  • Question

  • Hi

    (Linq Novice here)

    When use object.Dump(10) and say one of the structures was

            public class GroupMembership
            {
                public string GroupName { get; set; }
                public string GroupSid { get; set; }
                public List<VersionControlPermission> VersionControlPermissions { get; set; }
            }

    How can i override the formatting ? e.g. The GroupSid, i don't want this printed ?
    The List, instead of every item i just want to check if the List has just "read" only permissions and print "Read" or "Read / Write". The list can have up to 10 entries, i want to simplify the output.

    Or do i need to have a parallel class which i use in the object.dump ? e,.g.
    Get GroupMembership, then set values in parallel GroupMembershipDump

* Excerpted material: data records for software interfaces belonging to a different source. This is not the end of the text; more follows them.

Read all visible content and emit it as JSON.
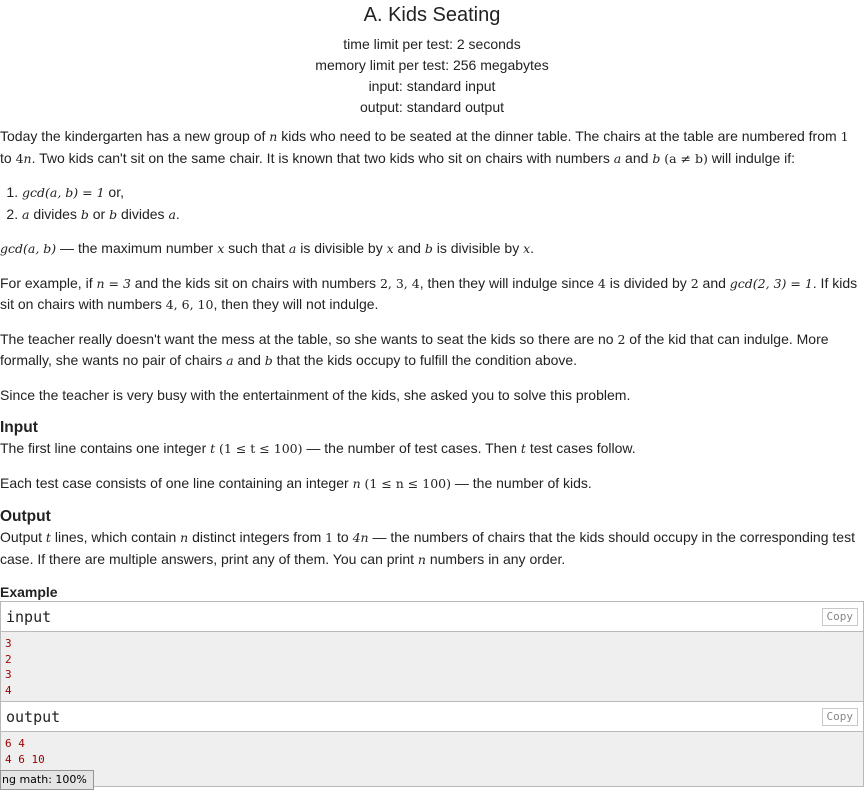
{
  "problem": {
    "title": "A. Kids Seating",
    "time_limit": "time limit per test: 2 seconds",
    "memory_limit": "memory limit per test: 256 megabytes",
    "input_file": "input: standard input",
    "output_file": "output: standard output"
  },
  "statement": {
    "p1_a": "Today the kindergarten has a new group of ",
    "p1_n": "n",
    "p1_b": " kids who need to be seated at the dinner table. The chairs at the table are numbered from ",
    "p1_one": "1",
    "p1_c": " to ",
    "p1_4n": "4",
    "p1_4n_n": "n",
    "p1_d": ". Two kids can't sit on the same chair. It is known that two kids who sit on chairs with numbers ",
    "p1_a_var": "a",
    "p1_e": " and ",
    "p1_b_var": "b",
    "p1_neq": "(a ≠ b)",
    "p1_f": " will indulge if:",
    "cond1_math": "gcd(a, b) = 1",
    "cond1_text": " or,",
    "cond2_a": "a",
    "cond2_t1": " divides ",
    "cond2_b": "b",
    "cond2_t2": " or ",
    "cond2_b2": "b",
    "cond2_t3": " divides ",
    "cond2_a2": "a",
    "cond2_end": ".",
    "gcd_def_math": "gcd(a, b)",
    "gcd_def_t1": " — the maximum number ",
    "gcd_def_x": "x",
    "gcd_def_t2": " such that ",
    "gcd_def_a": "a",
    "gcd_def_t3": " is divisible by ",
    "gcd_def_x2": "x",
    "gcd_def_t4": " and ",
    "gcd_def_b": "b",
    "gcd_def_t5": " is divisible by ",
    "gcd_def_x3": "x",
    "gcd_def_end": ".",
    "ex_t1": "For example, if ",
    "ex_n3": "n = 3",
    "ex_t2": " and the kids sit on chairs with numbers ",
    "ex_nums1": "2, 3, 4",
    "ex_t3": ", then they will indulge since ",
    "ex_4": "4",
    "ex_t4": " is divided by ",
    "ex_2": "2",
    "ex_t5": " and ",
    "ex_gcd": "gcd(2, 3) = 1",
    "ex_t6": ". If kids sit on chairs with numbers ",
    "ex_nums2": "4, 6, 10",
    "ex_t7": ", then they will not indulge.",
    "teacher_t1": "The teacher really doesn't want the mess at the table, so she wants to seat the kids so there are no ",
    "teacher_2": "2",
    "teacher_t2": " of the kid that can indulge. More formally, she wants no pair of chairs ",
    "teacher_a": "a",
    "teacher_t3": " and ",
    "teacher_b": "b",
    "teacher_t4": " that the kids occupy to fulfill the condition above.",
    "busy": "Since the teacher is very busy with the entertainment of the kids, she asked you to solve this problem."
  },
  "input_section": {
    "title": "Input",
    "t1": "The first line contains one integer ",
    "t_var": "t",
    "t_range": "(1 ≤ t ≤ 100)",
    "t2": " — the number of test cases. Then ",
    "t_var2": "t",
    "t3": " test cases follow.",
    "c1": "Each test case consists of one line containing an integer ",
    "n_var": "n",
    "n_range": "(1 ≤ n ≤ 100)",
    "c2": " — the number of kids."
  },
  "output_section": {
    "title": "Output",
    "t1": "Output ",
    "t_var": "t",
    "t2": " lines, which contain ",
    "n_var": "n",
    "t3": " distinct integers from ",
    "one": "1",
    "t4": " to ",
    "four_n": "4n",
    "t5": " — the numbers of chairs that the kids should occupy in the corresponding test case. If there are multiple answers, print any of them. You can print ",
    "n_var2": "n",
    "t6": " numbers in any order."
  },
  "example": {
    "title": "Example",
    "input_label": "input",
    "output_label": "output",
    "copy_label": "Copy",
    "input_lines": [
      "3",
      "2",
      "3",
      "4"
    ],
    "output_lines": [
      "6 4",
      "4 6 10"
    ]
  },
  "status": {
    "text": "ng math: 100%"
  }
}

            public class GroupMembershipDump
            {
                public string GroupName { get; set; }
                public string GroupMemberPerm { get; set; }
            }

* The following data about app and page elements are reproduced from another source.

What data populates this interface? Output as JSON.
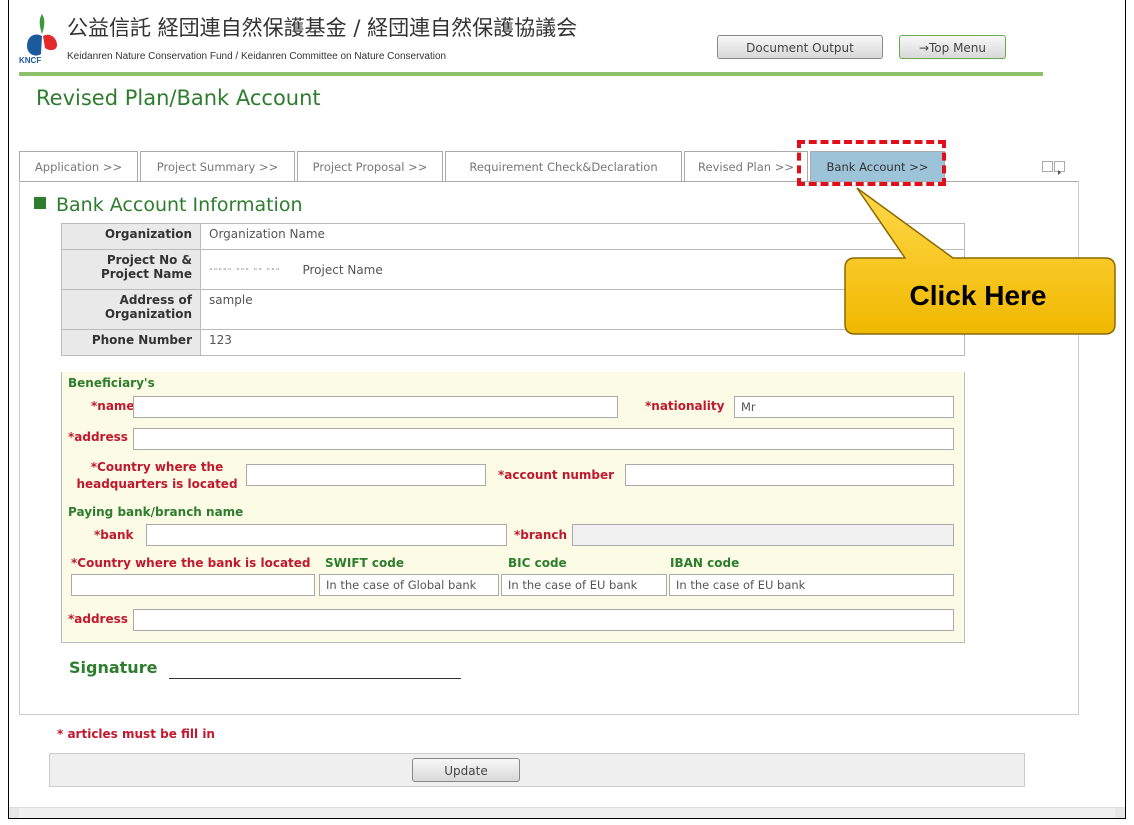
{
  "header": {
    "logo_text": "KNCF",
    "title_jp": "公益信託 経団連自然保護基金 / 経団連自然保護協議会",
    "title_en": "Keidanren Nature Conservation Fund / Keidanren Committee on Nature Conservation",
    "document_output_label": "Document Output",
    "top_menu_label": "→Top Menu"
  },
  "page_title": "Revised Plan/Bank Account",
  "tabs": [
    {
      "label": "Application >>"
    },
    {
      "label": "Project Summary >>"
    },
    {
      "label": "Project Proposal >>"
    },
    {
      "label": "Requirement Check&Declaration"
    },
    {
      "label": "Revised Plan >>"
    },
    {
      "label": "Bank Account >>",
      "active": true
    }
  ],
  "section_title": "Bank Account Information",
  "info": {
    "organization_label": "Organization",
    "organization_value": "Organization Name",
    "project_label_1": "Project No &",
    "project_label_2": "Project Name",
    "project_no_value": "\"\"\"\"\" \"\"\" \"\" \"\"\"",
    "project_name_value": "Project Name",
    "address_label_1": "Address of",
    "address_label_2": "Organization",
    "address_value": "sample",
    "phone_label": "Phone Number",
    "phone_value": "123"
  },
  "form": {
    "beneficiary_heading": "Beneficiary's",
    "name_label": "*name",
    "name_value": "",
    "nationality_label": "*nationality",
    "nationality_value": "Mr",
    "address_label": "*address",
    "address_value": "",
    "hq_country_label_1": "*Country where the",
    "hq_country_label_2": "headquarters is located",
    "hq_country_value": "",
    "account_number_label": "*account number",
    "account_number_value": "",
    "paying_bank_heading": "Paying bank/branch name",
    "bank_label": "*bank",
    "bank_value": "",
    "branch_label": "*branch",
    "branch_value": "",
    "bank_country_label": "*Country where the bank is located",
    "bank_country_value": "",
    "swift_label": "SWIFT code",
    "swift_placeholder": "In the case of Global bank",
    "bic_label": "BIC code",
    "bic_placeholder": "In the case of EU bank",
    "iban_label": "IBAN code",
    "iban_placeholder": "In the case of EU bank",
    "bank_address_label": "*address",
    "bank_address_value": ""
  },
  "signature_label": "Signature",
  "required_note": "* articles must be fill in",
  "update_label": "Update",
  "callout_text": "Click Here",
  "colors": {
    "accent_green": "#2e7d2e",
    "required_red": "#c0182e",
    "active_tab": "#9cc3d8",
    "callout_fill": "#f5c21a",
    "highlight_red": "#e0101a"
  }
}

    Then add this object into the main object, instead of the original...

    Thanks in advance

    Thursday, January 24, 2013 3:59 AM

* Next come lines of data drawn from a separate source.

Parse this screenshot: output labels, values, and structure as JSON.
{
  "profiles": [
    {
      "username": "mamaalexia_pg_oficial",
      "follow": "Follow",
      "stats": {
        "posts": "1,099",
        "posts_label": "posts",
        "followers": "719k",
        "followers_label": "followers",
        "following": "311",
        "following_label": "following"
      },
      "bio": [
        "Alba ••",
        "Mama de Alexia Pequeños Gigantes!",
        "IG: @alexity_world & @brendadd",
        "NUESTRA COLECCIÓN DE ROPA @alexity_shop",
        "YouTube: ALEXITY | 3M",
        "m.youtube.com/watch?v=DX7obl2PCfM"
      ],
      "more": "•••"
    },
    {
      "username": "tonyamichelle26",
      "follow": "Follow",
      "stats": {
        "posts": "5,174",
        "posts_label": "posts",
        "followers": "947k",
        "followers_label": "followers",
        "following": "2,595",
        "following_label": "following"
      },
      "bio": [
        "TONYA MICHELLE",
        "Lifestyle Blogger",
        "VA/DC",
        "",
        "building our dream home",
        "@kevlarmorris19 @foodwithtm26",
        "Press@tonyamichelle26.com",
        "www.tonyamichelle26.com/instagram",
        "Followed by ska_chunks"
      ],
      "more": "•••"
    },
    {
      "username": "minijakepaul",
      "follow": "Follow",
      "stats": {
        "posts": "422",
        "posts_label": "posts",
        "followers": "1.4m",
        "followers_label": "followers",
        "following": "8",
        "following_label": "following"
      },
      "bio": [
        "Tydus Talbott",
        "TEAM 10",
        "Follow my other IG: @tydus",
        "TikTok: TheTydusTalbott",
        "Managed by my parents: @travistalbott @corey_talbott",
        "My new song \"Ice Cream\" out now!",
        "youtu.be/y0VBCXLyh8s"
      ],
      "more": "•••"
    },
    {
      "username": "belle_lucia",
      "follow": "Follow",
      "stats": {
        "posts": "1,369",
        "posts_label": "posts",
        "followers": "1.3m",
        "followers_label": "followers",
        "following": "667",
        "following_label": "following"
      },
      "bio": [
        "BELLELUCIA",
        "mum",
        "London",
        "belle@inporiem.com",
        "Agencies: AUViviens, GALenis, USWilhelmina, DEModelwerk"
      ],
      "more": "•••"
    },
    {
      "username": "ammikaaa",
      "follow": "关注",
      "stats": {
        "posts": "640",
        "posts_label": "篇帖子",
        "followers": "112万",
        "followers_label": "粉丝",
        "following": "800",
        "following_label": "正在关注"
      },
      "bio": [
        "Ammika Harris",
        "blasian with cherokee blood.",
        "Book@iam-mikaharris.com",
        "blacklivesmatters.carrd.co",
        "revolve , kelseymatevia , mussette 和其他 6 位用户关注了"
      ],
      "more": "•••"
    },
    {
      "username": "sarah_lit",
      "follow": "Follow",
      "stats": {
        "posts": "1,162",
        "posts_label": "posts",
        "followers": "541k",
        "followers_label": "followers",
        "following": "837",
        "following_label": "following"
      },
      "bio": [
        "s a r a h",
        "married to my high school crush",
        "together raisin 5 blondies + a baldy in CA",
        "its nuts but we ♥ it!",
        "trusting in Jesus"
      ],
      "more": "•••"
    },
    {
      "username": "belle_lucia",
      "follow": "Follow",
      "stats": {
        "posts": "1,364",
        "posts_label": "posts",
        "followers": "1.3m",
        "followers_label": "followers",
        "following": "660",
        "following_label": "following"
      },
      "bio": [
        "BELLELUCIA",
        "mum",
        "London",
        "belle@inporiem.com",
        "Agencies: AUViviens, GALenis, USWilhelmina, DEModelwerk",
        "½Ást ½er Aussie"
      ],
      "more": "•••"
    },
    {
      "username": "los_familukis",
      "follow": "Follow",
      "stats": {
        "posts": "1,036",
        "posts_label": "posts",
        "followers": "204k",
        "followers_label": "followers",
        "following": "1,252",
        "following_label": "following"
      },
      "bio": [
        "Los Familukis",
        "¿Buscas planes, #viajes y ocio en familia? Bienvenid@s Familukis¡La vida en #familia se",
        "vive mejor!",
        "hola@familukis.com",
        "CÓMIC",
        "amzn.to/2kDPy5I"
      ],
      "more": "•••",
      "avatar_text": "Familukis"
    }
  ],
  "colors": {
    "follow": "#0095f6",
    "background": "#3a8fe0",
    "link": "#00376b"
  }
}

Answers

  • Hi Greg,

    The extension method Dump() isn't part of the .NET Framework. I couldn't locate source code for it but I believe I get the idea of what it does. You have a few possible options:

    1. If you don't have the source code for the Dump() method to be able to modify it, or don't want to bother then simply copy the data into another class with the structure you want, as you've stated.
    2. Create an attribute to flag members you don't want dumped (eg. DumpIgnoreAttribute), similar to the XmlIgnoreAttribute, then implement the necessary logic in the Dump() method to ignore those members flagged with the attribute.
    3. Implement an "IDumpable" or similar interface with a "string GetDump()" method, then add the necessary logic to the Dump() method to check if the object to be dumped implements the interface and then return the output of the GetDump() method.

    Regards,

    Tyler

    Sunday, January 27, 2013 1:58 AM

All replies

  • Hi,

    I am not sure if the object.Dump(10) is this: http://blogs.msdn.com/b/ericwhite/archive/2008/08/14/object-dumper-an-invaluable-tool-for-writing-code-in-the-functional-programming-style.aspx

    If so, I think the way this method output is depend on this method. Thus, I think if you want to change the default way, you have to change the object structure.

    Or the object.Dump(10) is related to C++ native?

    Friday, January 25, 2013 7:35 AM
  • See the sample code at the end of http://geekswithblogs.net/TarunArora/archive/2011/09/30/tfs-sdk-get-groups-users-permissions-using-tfs-api-with.aspx

    I don't know what the 10 does, not important, it is the Dump which uses reflection.

    C# allows you to create your own TOString() functionality to describe an object

    I am assuming linq does as well ?

    Greg

    Friday, January 25, 2013 11:33 AM
  • Hi Greg,

    The extension method Dump() isn't part of the .NET Framework. I couldn't locate source code for it but I believe I get the idea of what it does. You have a few possible options:

    1. If you don't have the source code for the Dump() method to be able to modify it, or don't want to bother then simply copy the data into another class with the structure you want, as you've stated.
    2. Create an attribute to flag members you don't want dumped (eg. DumpIgnoreAttribute), similar to the XmlIgnoreAttribute, then implement the necessary logic in the Dump() method to ignore those members flagged with the attribute.
    3. Implement an "IDumpable" or similar interface with a "string GetDump()" method, then add the necessary logic to the Dump() method to check if the object to be dumped implements the interface and then return the output of the GetDump() method.

    Regards,

    Tyler

    Sunday, January 27, 2013 1:58 AM
  • Thanks for the input

    For now i will use my plan b, just duplicate classes with members suited for the dump, and later give what you say a try

    Monday, January 28, 2013 4:02 AM